#### [PROBLEM TO WORK ON]
Records follow. Copy every line with "value".
_ _ _
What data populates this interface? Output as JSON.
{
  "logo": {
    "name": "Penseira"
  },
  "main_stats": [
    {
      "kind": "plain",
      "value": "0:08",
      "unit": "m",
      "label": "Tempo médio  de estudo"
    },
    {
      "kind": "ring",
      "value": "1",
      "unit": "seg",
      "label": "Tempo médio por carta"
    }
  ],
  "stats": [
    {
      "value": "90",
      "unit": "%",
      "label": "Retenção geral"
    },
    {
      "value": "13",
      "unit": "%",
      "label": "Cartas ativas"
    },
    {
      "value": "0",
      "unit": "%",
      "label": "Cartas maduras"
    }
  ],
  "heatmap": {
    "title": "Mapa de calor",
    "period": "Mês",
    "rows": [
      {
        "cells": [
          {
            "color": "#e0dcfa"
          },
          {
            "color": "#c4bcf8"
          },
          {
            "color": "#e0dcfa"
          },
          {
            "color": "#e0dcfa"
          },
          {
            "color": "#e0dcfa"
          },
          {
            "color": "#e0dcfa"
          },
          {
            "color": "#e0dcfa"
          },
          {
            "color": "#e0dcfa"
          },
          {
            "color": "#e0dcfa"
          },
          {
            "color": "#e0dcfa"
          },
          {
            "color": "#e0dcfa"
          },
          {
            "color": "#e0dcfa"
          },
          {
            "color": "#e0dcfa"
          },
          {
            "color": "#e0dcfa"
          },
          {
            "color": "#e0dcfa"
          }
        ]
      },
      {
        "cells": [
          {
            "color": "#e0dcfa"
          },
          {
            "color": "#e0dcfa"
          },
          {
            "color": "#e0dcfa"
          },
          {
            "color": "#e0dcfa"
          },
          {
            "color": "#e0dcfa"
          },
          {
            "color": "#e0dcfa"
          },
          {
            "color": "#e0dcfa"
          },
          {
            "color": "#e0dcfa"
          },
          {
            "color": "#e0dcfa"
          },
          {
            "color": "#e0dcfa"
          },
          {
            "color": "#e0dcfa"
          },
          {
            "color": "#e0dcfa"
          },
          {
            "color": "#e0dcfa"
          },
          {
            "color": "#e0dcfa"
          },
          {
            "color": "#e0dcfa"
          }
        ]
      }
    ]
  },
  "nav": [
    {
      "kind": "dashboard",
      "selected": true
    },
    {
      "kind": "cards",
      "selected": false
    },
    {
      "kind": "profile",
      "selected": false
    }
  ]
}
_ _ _
#### [ANSWER FOR THIS EXERCISE]
      "value": "0:08",
      "value": "1",
      "value": "90",
      "value": "13",
      "value": "0",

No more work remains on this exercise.